Your assignment:
Extract from the listing each line in which the word "name" appears.

── Supplied records

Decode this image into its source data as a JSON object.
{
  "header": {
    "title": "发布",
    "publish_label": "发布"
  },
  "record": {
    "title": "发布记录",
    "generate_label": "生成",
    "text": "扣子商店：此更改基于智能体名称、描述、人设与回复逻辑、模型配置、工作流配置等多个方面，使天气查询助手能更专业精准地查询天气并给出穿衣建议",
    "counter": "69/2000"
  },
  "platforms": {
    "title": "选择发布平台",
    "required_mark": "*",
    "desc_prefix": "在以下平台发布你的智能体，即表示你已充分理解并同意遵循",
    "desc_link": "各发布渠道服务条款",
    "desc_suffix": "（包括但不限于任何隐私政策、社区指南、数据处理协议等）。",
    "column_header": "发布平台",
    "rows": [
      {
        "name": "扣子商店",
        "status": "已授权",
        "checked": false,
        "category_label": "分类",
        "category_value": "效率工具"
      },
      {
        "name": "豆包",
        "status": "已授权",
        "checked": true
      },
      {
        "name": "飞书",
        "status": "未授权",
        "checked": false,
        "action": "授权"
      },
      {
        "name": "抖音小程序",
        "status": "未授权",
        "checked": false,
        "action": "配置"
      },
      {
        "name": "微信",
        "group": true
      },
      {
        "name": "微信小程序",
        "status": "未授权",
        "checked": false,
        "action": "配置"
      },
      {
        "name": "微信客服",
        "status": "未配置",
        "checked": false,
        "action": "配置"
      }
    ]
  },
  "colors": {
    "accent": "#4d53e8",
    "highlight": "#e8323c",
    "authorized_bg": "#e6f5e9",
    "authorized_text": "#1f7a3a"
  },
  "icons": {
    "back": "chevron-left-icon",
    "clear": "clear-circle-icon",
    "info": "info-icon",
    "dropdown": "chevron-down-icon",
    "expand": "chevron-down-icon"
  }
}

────

Exercise answer:
        "name": "扣子商店",
        "name": "豆包",
        "name": "飞书",
        "name": "抖音小程序",
        "name": "微信",
        "name": "微信小程序",
        "name": "微信客服",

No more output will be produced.